Cancer screenings often ‘oversold’

The chief medical officer of the American Cancer Society addressed overscreening for breast and prostate cancer.

Chief Medical Officer of the American Cancer Society Otis Brawley talks with researchers at the Lillihei Heart Institute on Friday.

Jules Ameel

Chief Medical Officer of the American Cancer Society Otis Brawley talks with researchers at the Lillihei Heart Institute on Friday.

by Jessica Van Berkel
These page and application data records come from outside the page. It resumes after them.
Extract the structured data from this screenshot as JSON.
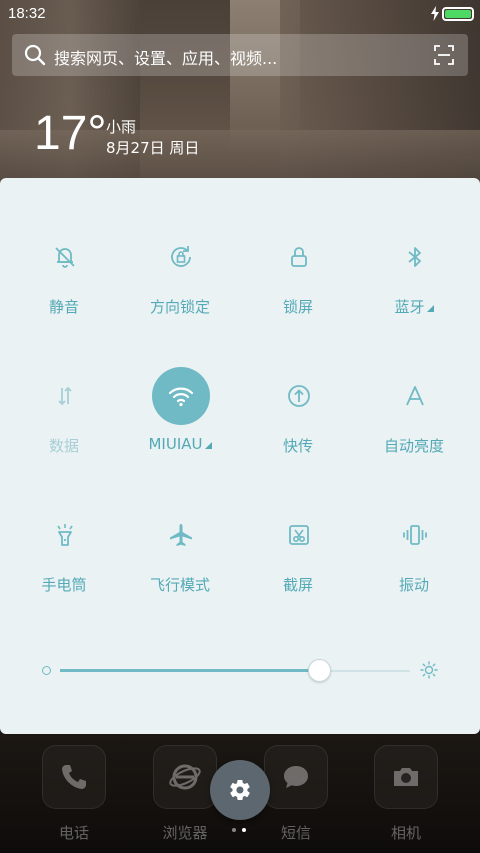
{
  "status_bar": {
    "time": "18:32",
    "battery_color": "#4cd964"
  },
  "search": {
    "placeholder": "搜索网页、设置、应用、视频..."
  },
  "weather": {
    "temperature": "17°",
    "condition": "小雨",
    "date": "8月27日 周日"
  },
  "accent_color": "#6fbac4",
  "toggles": [
    {
      "label": "静音",
      "icon": "bell-off-icon",
      "active": false,
      "enabled": true
    },
    {
      "label": "方向锁定",
      "icon": "rotation-lock-icon",
      "active": false,
      "enabled": true
    },
    {
      "label": "锁屏",
      "icon": "lock-icon",
      "active": false,
      "enabled": true
    },
    {
      "label": "蓝牙",
      "icon": "bluetooth-icon",
      "active": false,
      "enabled": true,
      "has_submenu": true
    },
    {
      "label": "数据",
      "icon": "data-arrows-icon",
      "active": false,
      "enabled": false
    },
    {
      "label": "MIUIAU",
      "icon": "wifi-icon",
      "active": true,
      "enabled": true,
      "has_submenu": true
    },
    {
      "label": "快传",
      "icon": "transfer-icon",
      "active": false,
      "enabled": true
    },
    {
      "label": "自动亮度",
      "icon": "auto-brightness-icon",
      "active": false,
      "enabled": true
    },
    {
      "label": "手电筒",
      "icon": "flashlight-icon",
      "active": false,
      "enabled": true
    },
    {
      "label": "飞行模式",
      "icon": "airplane-icon",
      "active": false,
      "enabled": true
    },
    {
      "label": "截屏",
      "icon": "screenshot-icon",
      "active": false,
      "enabled": true
    },
    {
      "label": "振动",
      "icon": "vibrate-icon",
      "active": false,
      "enabled": true
    }
  ],
  "brightness": {
    "level": 0.74
  },
  "dock": [
    {
      "label": "电话",
      "icon": "phone-icon"
    },
    {
      "label": "浏览器",
      "icon": "browser-icon"
    },
    {
      "label": "短信",
      "icon": "message-icon"
    },
    {
      "label": "相机",
      "icon": "camera-icon"
    }
  ],
  "page_indicator": {
    "count": 2,
    "current": 2
  }
}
Prostate and breast cancer screenings have been overemphasized, American Cancer Society Chief Medical Officer Otis Brawley said at Lillihei Heart Institute Friday. Brawley was meeting with about 20 University of Minnesota doctors and researchers to discuss research grants, but he took time to address his comments in a New York Times article that ran last week about cancer screenings. The article said the American Cancer Society may have overstated the benefits of screening for these cancers. Brawley is quoted saying, âÄúAmerican medicine has overpromised when it comes to screening,âÄù and that the society is changing its online message to include information about risks. His comments drew critiques from others who said this message will confuse people, and they may choose not to be screened. âÄú[People] thought I was saying all screening is bad … [that is] not true,âÄù Brawley said at the University meeting. Screening for breast cancer in women over 50 can âÄúclearly save lives,âÄù but overscreening, particularly in prostate cancer, may be harmful, because some tumors never develop into something dangerous. Then people are âÄúcured of a cancer they didnâÄôt need to be cured of,âÄù Brawley said. Dr. Selwyn Vickers, associate director of translational research at the UniversityâÄôs Masonic Cancer Center, said the issue boils down to the fact that cancer âÄúis not simple.âÄù Journalism professor and health news blogger Gary Schwitzer said itâÄôs important to quantify the harms of screening as well as benefits. Schwitzer said people should picture going to the stadium, âÄúand just carving out a section of 1,400 men, you have to screen all of them, for 10 years, in order to save one life,âÄù he said. With breast cancer, Schwitzer said 2,000 women would need to be screened. For the people who receive false positives from testing, it causes âÄúincredible anxiety,âÄù and most people do not want to stop testing there, Schwitzer said. They often choose to receive a surgical biopsy, which is âÄúnot a walk through the park,âÄù he said. The idea of overscreening is not new. Brawley said it originated in the 1970s. Brawley, a soft-spoken doctor and self-titled âÄúscience nerd,âÄù took over the post of Chief Medical Officer of the American Cancer Society in July 2007. Under Brawley, it has been a âÄúdifferent cancer societyâÄù Schwitzer said. He said Brawley is more vocal and honest about the uncertainties, and does not oversell screening tests. The American Cancer SocietyâÄôs message about screening risks will be added to its Web site in the next three or fourth months, Brawley said.